Piping (also called fish tailing) Cause: Surface oxides and impurities. According to the metal flow pattern, surface oxides and impurities are drawn towards the center during deform ation, as m uch as one third of the extruded product length m ay contain this type of defect, and have to be cut off as scrap. Solution: Piping can be minimized by modifying the flow pattern and controlling friction, or by machining the billet outer surface before extrusion to rem ove surface scales. Internal cracks Cause: high internal stresses at the centerline. Internal cracks are due to high internal stresses near the centerline in the deformation zone of the extrusion die. The tendency y for center cracking: Increases with the increase of die angle and amount of im purities. Decreases with the increase of extrusion ratio and friction. Solution: Select proper die geometry and extrusion variables.
Hot Extrusion & Cold Extrusion
HOT EXTRUSION is the process of forcing a heated billet to flow through a shaped die opening. The tem perature at which extrusion is performed depends on the material being extruded. Hot extrusion is used to produce long, straight m etal products of constant cross section, such as bars, solid and hollow sections, tubes, wires, and strips, from materials that cannot be formed by cold extrusion. Cold Extrusion Cold extrusion is a general term often denoting a combination of operations, such as direct or indirect extrusion and forging to produce short solid or hollow shaped products. Workpieces are often cup-shaped and have wall thicknesses equal to the clearance between the punch and die. Ductility must be restored between operations by annealing,
and any scale formed during annealing must be removed by blasting or pickling before subsequent extrusion. Cold-Extruded Metals in the order of decreasing extrudability are Aluminum and alum inum alloys, copper and copper alloys, low carbon and medium-carbon steels, modified carbon steels, low-alloy steels, and stainless steels.
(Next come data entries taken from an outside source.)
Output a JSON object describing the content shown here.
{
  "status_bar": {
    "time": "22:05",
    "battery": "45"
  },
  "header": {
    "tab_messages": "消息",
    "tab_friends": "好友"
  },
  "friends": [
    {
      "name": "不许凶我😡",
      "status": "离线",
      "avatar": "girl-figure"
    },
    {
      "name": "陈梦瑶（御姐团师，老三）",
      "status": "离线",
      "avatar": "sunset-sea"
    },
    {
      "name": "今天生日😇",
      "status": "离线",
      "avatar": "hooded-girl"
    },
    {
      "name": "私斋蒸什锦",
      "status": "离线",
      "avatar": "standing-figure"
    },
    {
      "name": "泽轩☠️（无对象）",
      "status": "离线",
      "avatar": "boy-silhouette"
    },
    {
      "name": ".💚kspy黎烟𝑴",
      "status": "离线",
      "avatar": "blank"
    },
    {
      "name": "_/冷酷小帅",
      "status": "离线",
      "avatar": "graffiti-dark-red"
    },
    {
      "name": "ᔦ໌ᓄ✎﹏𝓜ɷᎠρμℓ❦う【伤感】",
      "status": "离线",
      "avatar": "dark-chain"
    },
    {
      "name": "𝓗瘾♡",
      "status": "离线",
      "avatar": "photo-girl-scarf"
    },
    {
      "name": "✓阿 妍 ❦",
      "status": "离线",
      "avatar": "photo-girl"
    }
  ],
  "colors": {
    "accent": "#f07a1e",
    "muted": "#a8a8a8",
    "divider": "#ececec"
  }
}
Lecture notes of Dr. Ahmed Fareed , Ain shams University, 2007.